We applied a novel strategy to infer sequence circularity and complete assembly of four mitochondrial genomes (mitogenomes) of the frog families Bufonidae (Melanophryniscus moreirae), Dendrobatidae (Hyloxalus subpunctatus and Phyllobates terribilis), and Scaphiopodidae (Scaphiopus holbrookii). These are the first complete mitogenomes of these four genera and Scaphiopodidae. We assembled mitogenomes from short genomic sequence reads using a baiting and iterative mapping strategy followed by a new ad hoc mapping strategy developed to test for assembly circularization.

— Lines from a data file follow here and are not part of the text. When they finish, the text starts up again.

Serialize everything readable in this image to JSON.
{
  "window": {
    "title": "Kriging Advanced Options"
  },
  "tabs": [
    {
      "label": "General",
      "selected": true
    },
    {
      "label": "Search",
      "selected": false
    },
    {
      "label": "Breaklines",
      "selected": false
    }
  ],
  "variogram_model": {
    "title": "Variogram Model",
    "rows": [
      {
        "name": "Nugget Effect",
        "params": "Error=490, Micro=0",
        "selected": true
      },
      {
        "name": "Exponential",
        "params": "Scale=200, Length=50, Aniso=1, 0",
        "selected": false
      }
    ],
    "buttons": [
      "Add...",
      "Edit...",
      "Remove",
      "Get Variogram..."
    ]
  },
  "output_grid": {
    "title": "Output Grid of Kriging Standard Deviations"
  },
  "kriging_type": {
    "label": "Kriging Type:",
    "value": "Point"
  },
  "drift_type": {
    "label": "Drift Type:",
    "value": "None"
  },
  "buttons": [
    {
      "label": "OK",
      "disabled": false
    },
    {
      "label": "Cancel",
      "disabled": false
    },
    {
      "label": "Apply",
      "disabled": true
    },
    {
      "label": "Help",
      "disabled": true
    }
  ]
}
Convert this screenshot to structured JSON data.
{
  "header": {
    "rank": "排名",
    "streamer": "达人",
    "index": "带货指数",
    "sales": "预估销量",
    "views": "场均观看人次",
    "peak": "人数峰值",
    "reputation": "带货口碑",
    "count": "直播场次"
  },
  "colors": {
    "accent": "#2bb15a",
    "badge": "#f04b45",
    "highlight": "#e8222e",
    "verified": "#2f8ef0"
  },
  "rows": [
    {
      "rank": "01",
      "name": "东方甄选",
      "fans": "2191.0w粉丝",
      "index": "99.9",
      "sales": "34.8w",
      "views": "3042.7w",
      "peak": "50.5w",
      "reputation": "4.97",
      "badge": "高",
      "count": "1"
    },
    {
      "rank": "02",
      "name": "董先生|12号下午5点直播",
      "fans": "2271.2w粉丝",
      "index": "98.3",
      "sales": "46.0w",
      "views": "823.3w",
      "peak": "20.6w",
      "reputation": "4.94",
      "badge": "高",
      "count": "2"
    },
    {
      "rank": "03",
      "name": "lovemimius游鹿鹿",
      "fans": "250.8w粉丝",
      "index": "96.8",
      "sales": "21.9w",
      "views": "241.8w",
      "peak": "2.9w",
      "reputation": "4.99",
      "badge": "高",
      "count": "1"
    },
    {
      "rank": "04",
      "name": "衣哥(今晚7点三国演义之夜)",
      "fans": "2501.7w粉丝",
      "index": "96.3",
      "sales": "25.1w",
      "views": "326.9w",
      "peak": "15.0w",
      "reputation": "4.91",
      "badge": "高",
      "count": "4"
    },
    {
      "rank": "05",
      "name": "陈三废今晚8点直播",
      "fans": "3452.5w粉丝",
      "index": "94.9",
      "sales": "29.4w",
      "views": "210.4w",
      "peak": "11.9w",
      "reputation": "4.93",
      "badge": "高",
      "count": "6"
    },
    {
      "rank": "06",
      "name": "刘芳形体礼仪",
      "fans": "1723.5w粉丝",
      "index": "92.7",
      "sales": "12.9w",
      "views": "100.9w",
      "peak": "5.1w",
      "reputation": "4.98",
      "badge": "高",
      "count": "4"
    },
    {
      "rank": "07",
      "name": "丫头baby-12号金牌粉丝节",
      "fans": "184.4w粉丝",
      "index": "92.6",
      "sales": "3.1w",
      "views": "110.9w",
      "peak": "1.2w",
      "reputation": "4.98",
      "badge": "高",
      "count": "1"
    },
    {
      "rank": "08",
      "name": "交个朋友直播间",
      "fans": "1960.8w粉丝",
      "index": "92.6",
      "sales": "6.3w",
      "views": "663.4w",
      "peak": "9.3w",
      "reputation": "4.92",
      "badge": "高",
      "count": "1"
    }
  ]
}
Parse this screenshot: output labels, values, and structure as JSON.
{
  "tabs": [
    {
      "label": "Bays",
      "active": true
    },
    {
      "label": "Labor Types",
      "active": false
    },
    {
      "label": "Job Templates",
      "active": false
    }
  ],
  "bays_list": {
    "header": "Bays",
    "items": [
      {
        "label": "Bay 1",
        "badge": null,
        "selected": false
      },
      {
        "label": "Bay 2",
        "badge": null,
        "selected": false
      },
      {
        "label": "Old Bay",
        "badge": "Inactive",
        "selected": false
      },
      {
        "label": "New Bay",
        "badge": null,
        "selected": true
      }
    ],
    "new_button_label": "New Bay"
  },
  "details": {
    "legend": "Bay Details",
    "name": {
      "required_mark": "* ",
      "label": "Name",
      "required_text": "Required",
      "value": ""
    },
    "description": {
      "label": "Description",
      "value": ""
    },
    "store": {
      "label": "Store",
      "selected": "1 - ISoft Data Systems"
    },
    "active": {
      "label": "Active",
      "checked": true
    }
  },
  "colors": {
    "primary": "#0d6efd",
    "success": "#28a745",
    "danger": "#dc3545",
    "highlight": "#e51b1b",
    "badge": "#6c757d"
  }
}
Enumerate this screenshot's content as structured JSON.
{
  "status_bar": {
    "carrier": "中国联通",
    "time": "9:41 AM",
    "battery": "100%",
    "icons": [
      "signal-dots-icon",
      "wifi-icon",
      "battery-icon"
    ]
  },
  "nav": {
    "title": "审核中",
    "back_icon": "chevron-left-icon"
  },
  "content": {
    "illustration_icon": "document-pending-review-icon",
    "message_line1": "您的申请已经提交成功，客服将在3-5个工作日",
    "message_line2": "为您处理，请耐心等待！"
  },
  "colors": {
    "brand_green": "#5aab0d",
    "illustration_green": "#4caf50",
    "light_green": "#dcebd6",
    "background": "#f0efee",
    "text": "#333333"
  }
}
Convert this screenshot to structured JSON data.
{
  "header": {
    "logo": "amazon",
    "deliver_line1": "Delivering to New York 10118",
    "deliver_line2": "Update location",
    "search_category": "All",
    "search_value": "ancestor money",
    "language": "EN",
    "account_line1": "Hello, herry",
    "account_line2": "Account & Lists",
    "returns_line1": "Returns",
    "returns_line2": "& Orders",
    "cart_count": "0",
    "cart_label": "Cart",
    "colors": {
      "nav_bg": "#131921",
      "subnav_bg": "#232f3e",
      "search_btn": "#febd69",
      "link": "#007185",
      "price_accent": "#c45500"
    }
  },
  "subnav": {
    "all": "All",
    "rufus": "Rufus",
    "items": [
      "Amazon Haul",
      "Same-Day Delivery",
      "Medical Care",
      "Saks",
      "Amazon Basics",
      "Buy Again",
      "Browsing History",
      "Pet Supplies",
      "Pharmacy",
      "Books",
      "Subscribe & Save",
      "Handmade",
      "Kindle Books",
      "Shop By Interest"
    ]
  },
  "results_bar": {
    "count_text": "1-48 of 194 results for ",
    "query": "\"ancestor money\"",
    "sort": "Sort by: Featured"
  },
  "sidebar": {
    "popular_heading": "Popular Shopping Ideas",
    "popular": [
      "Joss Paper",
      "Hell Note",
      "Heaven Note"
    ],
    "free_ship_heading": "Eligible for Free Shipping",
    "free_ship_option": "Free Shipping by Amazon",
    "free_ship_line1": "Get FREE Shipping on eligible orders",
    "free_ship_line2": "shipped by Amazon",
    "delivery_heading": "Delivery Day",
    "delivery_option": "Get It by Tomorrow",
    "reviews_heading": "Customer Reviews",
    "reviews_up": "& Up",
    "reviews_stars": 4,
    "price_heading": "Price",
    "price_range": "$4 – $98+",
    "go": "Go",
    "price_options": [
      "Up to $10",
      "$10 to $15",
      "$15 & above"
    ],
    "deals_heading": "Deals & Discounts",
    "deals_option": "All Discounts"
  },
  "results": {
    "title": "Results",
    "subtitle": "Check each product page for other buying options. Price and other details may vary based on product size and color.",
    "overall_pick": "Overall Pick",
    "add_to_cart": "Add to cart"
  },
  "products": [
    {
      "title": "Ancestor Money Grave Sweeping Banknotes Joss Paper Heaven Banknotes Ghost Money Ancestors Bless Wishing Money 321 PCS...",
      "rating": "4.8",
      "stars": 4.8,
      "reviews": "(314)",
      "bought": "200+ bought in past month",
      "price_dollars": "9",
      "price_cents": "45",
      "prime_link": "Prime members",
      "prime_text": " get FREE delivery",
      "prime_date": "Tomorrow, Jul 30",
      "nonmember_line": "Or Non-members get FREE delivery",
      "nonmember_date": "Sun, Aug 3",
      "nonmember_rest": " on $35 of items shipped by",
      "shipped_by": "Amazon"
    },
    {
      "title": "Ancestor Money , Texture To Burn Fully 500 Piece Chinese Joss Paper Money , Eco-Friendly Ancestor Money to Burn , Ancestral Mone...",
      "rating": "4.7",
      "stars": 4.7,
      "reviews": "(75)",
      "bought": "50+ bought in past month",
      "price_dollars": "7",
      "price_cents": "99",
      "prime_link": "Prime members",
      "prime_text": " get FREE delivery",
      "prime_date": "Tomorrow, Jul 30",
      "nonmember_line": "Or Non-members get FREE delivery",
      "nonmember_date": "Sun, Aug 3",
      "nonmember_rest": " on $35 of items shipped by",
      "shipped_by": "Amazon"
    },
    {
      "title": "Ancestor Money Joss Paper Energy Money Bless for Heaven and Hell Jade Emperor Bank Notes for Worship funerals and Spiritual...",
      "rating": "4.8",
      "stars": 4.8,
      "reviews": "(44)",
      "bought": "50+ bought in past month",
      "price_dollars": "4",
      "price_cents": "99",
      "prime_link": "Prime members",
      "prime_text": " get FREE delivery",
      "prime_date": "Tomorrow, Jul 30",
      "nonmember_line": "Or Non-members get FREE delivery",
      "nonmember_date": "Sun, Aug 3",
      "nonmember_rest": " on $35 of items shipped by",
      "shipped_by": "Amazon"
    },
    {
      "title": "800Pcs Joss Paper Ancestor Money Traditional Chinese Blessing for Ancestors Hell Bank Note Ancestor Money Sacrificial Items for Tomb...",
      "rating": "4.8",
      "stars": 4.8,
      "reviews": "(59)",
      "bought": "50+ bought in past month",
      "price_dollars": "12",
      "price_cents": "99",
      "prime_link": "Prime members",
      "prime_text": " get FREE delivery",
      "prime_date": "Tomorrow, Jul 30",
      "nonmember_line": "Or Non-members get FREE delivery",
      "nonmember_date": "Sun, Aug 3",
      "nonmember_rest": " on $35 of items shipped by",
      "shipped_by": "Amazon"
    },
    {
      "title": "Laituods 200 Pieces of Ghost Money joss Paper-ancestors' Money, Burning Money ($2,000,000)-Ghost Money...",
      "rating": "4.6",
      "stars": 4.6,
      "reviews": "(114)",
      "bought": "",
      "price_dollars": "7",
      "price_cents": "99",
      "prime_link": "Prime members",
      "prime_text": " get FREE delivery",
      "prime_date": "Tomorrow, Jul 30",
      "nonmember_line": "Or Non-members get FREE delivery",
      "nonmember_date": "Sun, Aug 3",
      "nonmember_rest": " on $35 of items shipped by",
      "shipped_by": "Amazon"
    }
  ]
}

To assess the quality of the inferred circularization, we used Bowtie2 alignment scores and a new per-position sequence coverage value (which we named “connectivity”). Permutation tests with 400 iterations per specimen and 1% or 5% chance of mutation at the ends of the putative circular sequences showed that the proposed method is highly sensitive, with a single nucleotide insertion or deletion being sufficient for circularity to be rejected. False positives comprised only 2% of all observations and possessed significantly lower alignment scores. The size, gene content, and gene arrangement of each mitogenome differed among the species but matched the expectations for their clades. We argue that basic studies on circular sequences can benefit from the results and bioinformatics procedures introduced here, especially when closely related references are lacking.

Comments are closed.

Connect With Us